### Exercise brief
Give back the full data, retyped precisely.

### Task data

■ ■ ■

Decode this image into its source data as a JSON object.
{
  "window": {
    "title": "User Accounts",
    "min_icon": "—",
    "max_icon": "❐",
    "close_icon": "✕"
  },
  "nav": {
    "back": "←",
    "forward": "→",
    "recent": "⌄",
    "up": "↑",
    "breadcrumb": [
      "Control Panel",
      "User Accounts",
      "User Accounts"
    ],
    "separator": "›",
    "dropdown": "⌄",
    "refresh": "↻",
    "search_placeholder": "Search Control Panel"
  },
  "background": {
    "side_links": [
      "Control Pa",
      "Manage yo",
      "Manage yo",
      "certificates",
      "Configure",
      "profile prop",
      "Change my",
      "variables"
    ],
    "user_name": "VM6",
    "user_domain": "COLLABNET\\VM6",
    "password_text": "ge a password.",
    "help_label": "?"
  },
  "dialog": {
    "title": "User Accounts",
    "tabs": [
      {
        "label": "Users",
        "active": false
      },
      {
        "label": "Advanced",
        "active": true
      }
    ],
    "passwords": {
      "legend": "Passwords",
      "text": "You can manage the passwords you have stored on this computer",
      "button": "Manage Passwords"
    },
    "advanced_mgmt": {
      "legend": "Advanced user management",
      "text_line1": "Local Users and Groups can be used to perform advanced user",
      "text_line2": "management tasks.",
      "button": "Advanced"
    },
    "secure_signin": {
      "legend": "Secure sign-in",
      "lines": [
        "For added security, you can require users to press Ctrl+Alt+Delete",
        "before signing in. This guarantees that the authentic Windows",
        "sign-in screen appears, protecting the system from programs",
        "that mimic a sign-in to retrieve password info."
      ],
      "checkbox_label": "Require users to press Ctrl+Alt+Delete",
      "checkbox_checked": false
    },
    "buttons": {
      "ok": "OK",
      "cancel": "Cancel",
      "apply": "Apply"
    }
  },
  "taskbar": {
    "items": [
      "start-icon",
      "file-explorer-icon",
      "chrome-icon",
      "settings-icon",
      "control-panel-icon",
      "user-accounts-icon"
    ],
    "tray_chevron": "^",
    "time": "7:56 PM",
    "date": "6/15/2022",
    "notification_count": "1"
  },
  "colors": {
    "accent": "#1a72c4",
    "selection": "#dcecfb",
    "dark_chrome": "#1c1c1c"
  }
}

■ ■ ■

### Answer section
Decode this image into its source data as a JSON object.
{
  "window": {
    "title": "User Accounts",
    "min_icon": "—",
    "max_icon": "❐",
    "close_icon": "✕"
  },
  "nav": {
    "back": "←",
    "forward": "→",
    "recent": "⌄",
    "up": "↑",
    "breadcrumb": [
      "Control Panel",
      "User Accounts",
      "User Accounts"
    ],
    "separator": "›",
    "dropdown": "⌄",
    "refresh": "↻",
    "search_placeholder": "Search Control Panel"
  },
  "background": {
    "side_links": [
      "Control Pa",
      "Manage yo",
      "Manage yo",
      "certificates",
      "Configure",
      "profile prop",
      "Change my",
      "variables"
    ],
    "user_name": "VM6",
    "user_domain": "COLLABNET\\VM6",
    "password_text": "ge a password.",
    "help_label": "?"
  },
  "dialog": {
    "title": "User Accounts",
    "tabs": [
      {
        "label": "Users",
        "active": false
      },
      {
        "label": "Advanced",
        "active": true
      }
    ],
    "passwords": {
      "legend": "Passwords",
      "text": "You can manage the passwords you have stored on this computer",
      "button": "Manage Passwords"
    },
    "advanced_mgmt": {
      "legend": "Advanced user management",
      "text_line1": "Local Users and Groups can be used to perform advanced user",
      "text_line2": "management tasks.",
      "button": "Advanced"
    },
    "secure_signin": {
      "legend": "Secure sign-in",
      "lines": [
        "For added security, you can require users to press Ctrl+Alt+Delete",
        "before signing in. This guarantees that the authentic Windows",
        "sign-in screen appears, protecting the system from programs",
        "that mimic a sign-in to retrieve password info."
      ],
      "checkbox_label": "Require users to press Ctrl+Alt+Delete",
      "checkbox_checked": false
    },
    "buttons": {
      "ok": "OK",
      "cancel": "Cancel",
      "apply": "Apply"
    }
  },
  "taskbar": {
    "items": [
      "start-icon",
      "file-explorer-icon",
      "chrome-icon",
      "settings-icon",
      "control-panel-icon",
      "user-accounts-icon"
    ],
    "tray_chevron": "^",
    "time": "7:56 PM",
    "date": "6/15/2022",
    "notification_count": "1"
  },
  "colors": {
    "accent": "#1a72c4",
    "selection": "#dcecfb",
    "dark_chrome": "#1c1c1c"
  }
}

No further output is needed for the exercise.